Directions: Check every line of the data for the string "link" and copy the ones that have it.

Material for the task:

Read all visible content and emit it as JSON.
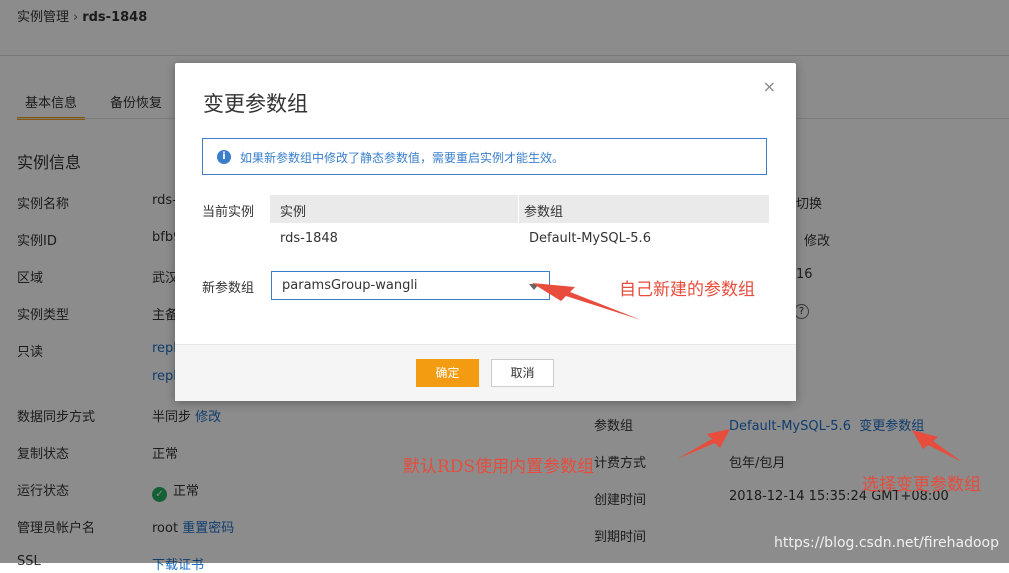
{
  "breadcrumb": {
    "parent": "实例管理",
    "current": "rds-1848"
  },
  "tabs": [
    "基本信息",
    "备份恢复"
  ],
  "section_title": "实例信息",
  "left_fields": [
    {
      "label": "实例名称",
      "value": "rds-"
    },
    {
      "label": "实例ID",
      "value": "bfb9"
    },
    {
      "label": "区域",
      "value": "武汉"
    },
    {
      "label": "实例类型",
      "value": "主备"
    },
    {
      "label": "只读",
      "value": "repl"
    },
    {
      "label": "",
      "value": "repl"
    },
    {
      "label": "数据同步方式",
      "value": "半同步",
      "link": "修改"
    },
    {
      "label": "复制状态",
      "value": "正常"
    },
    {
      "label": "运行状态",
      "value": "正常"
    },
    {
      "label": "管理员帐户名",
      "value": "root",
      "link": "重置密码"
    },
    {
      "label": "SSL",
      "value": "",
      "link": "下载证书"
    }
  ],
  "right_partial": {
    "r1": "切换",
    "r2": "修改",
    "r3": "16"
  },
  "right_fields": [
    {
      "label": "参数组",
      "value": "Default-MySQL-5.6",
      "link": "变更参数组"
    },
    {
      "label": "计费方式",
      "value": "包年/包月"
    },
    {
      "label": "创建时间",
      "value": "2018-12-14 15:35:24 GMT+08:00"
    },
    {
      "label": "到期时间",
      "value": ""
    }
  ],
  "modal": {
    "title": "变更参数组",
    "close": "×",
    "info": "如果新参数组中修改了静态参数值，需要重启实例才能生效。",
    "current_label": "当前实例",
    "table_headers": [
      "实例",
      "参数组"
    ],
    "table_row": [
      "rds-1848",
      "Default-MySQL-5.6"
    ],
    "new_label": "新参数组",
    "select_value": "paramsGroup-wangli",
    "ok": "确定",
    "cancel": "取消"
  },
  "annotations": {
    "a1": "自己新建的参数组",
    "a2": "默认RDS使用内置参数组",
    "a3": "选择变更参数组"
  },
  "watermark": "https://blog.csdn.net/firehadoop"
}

Response to the exercise:
      "link": "修改"
      "link": "重置密码"
      "link": "下载证书"
      "link": "变更参数组"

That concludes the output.